‘It’s a bottom-half finish for Pompey under Steve Cotterill,’ chimed the pundits in agreement, as they weighed up the Championship runners and riders on the eve of the new campaign.

Broadsheets and tabloids spoke in unison of a season of struggle for the Blues under new owners Convers Sports Initiatives. Bloggers and Tweeters underlined the sentiment.

Some had Pompey to finish as low as 18th as they attempted to gaze prophetically towards the final table next May.

It was interesting to gauge Cotterill’s response as he was informed of the dismissive air towards his club’s prospects.

Middlesbrough had twice been penned back as his team had picked up a handy opening day point at the Riverside.

The Pompey’s boss’s adrenalin was still pumping in the wake of the game when he was asked about the predictions.

So it was never going to take much to get him fired up again, and he was soon bristling at how Pompey had been written off.

Cotterill stopped short of a tirade at the stories, however. Those who know him will be well aware there could have been fireworks.

He instead chose to note the stance towards his men, and tuck it away as ammunition that could be used to fire up his men at the right time.

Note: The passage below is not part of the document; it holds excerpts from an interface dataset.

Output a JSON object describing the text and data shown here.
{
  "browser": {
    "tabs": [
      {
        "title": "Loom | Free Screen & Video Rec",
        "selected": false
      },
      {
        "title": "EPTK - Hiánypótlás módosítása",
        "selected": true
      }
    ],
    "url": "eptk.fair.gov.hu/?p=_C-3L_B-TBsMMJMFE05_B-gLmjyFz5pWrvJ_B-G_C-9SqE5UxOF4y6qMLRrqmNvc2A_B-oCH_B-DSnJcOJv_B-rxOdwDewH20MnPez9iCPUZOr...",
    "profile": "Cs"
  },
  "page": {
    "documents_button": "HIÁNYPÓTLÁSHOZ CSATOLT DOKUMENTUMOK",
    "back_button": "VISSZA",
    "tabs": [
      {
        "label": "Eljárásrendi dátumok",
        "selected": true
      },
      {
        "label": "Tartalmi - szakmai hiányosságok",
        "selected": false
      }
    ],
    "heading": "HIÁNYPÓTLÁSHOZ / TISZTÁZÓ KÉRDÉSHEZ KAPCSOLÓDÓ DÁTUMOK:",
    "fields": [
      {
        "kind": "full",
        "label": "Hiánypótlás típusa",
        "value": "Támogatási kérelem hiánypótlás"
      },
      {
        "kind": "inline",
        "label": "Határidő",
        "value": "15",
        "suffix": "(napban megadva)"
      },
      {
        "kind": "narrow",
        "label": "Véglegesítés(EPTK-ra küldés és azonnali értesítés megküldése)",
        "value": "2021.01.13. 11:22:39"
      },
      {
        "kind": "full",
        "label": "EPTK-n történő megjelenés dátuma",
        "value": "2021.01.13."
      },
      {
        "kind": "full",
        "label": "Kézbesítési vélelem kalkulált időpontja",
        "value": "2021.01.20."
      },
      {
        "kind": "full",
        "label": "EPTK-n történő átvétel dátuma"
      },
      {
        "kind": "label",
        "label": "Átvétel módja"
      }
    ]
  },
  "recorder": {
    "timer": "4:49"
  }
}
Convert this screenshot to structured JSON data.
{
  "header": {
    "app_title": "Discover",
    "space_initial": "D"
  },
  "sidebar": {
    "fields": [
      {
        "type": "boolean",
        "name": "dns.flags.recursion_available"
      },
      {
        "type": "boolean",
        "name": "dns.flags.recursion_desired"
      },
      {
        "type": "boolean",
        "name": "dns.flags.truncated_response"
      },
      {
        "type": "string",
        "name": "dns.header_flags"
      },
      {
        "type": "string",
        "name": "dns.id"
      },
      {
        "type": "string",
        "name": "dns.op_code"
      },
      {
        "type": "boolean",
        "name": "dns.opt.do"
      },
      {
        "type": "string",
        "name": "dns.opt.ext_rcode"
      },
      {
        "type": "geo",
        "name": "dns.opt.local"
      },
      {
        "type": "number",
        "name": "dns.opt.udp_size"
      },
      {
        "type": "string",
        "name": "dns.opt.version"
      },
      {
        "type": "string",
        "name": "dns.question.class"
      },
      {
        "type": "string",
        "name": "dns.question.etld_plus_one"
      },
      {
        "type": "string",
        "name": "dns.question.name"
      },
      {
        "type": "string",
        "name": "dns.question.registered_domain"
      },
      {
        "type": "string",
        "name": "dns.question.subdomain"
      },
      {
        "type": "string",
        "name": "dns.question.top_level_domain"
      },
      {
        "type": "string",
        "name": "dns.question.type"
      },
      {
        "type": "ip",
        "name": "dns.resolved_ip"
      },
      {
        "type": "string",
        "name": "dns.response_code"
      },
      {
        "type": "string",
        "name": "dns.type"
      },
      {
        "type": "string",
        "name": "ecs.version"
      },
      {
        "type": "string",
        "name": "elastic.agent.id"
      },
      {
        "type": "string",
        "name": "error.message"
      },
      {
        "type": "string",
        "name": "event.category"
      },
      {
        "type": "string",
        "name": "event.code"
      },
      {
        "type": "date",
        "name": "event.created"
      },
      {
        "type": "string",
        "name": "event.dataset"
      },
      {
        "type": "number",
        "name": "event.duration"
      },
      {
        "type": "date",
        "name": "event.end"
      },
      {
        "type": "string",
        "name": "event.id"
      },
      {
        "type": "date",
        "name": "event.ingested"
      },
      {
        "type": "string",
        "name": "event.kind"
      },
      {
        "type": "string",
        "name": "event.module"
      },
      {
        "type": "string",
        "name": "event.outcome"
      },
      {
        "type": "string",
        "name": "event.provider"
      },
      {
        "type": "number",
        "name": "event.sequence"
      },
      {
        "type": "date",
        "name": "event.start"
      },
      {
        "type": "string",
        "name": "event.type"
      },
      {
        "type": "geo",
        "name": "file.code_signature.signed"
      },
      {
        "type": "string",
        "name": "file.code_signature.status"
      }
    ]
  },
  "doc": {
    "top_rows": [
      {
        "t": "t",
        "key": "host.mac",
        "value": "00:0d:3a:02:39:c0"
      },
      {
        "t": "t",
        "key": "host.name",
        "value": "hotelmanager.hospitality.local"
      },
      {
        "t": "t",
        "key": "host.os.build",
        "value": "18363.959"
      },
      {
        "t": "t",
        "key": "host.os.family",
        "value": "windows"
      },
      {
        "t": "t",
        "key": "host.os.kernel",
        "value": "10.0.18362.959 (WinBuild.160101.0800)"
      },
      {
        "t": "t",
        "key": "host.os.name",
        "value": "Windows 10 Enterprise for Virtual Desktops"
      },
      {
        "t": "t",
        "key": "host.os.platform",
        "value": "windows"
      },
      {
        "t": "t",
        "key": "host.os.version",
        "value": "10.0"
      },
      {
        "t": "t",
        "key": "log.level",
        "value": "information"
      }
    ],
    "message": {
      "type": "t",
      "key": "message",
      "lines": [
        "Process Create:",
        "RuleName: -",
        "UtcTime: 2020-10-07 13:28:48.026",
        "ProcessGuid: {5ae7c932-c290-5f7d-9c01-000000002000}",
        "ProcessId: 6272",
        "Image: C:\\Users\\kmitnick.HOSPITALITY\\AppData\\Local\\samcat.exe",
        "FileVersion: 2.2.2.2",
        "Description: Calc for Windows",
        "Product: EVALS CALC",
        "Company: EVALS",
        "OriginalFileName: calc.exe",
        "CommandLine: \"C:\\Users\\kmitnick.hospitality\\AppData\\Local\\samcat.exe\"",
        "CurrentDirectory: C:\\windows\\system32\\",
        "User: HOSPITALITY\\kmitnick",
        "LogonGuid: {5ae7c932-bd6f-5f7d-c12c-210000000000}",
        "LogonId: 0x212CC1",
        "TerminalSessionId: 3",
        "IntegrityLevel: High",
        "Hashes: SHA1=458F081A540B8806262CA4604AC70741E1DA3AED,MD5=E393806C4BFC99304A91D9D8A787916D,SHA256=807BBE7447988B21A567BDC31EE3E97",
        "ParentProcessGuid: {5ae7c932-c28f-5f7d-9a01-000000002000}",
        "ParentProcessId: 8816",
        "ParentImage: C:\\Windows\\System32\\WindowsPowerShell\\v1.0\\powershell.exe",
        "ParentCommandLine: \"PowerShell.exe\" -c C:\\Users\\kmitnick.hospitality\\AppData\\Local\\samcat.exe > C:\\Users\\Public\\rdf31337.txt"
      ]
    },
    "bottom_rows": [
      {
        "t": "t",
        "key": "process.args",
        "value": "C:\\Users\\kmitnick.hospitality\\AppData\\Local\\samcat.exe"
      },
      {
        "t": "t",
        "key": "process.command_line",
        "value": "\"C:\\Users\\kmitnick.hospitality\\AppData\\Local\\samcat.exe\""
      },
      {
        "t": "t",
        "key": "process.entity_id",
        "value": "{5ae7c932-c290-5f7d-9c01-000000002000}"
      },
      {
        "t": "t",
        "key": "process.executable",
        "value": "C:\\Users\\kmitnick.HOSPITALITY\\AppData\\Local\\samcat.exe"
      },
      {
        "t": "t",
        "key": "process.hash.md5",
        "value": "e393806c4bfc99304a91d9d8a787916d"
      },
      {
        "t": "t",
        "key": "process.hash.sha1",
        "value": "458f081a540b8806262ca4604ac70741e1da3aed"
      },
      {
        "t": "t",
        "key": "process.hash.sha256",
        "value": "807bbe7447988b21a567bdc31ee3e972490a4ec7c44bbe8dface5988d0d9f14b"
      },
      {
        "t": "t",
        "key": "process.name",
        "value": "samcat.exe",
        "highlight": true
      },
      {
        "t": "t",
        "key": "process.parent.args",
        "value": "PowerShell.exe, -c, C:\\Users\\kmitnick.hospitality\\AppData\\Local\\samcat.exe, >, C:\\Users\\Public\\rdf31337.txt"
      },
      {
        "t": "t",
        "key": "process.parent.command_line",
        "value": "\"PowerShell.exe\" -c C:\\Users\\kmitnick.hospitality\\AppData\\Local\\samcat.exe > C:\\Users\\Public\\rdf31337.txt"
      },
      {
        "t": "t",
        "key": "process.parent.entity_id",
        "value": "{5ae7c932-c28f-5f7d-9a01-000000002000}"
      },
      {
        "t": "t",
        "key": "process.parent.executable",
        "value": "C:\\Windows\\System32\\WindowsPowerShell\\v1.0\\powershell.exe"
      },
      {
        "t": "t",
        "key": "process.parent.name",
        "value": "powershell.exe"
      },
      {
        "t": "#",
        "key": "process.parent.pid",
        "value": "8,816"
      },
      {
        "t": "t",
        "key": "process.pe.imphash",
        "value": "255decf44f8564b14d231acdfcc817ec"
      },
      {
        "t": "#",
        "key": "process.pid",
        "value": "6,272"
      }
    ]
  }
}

It’s been intriguing to see the difference in the perception of the club at national and local level in recent weeks.

In the wider football world, Pompey are perceived as a club still haemorrhaging from the succession of near-fatal wounds inflicted to them in recent years.

Those who follow the club’s fortunes more intimately, however, are feeling an air of quiet optimism sweeping in with the wind of change CSI have brought with them.

It’s not the hurricane of expectation that is swirling around Leicester after the arrival of their Asian owners.

Nonetheless, with eight signings and more expected to follow, Pompey now have the look of a proper, competitive Championship outfit.

Benjani’s return and the arrival of Norwegian international Erik Huseklepp has served to lift fans and their hopes. So it’s interesting to note how Cotterill is playing with expectations – both his own and those of supporters.

In the past week or so he has repeatedly spoken about the owners’ desires to take a long-term view to the club’s progress.

He has been keen to manage the media engagements of his new faces, too, in an effort to temper any hysteria.

All the while, though, Cotterill is having to control his own sky-high hopes.

This is a man who was targeting the play-offs through last season’s shambles.

Cotts’ guard has slipped on occasion when the question has been posed where he is aiming over the coming months.

He couldn’t hide his delight at being able to talk about having a squad of players to call on at Pompey press briefing last week. He knows where that could take them.

His players have been more forthcoming about their top-six hopes this season, too.

It seems a fair ambition when assessing the players the Blues have at their disposal now.

The shadows may still understandably linger over the club in the wider football world.

But they may just provide the perfect cover for Pompey’s dark horses to spring from this season.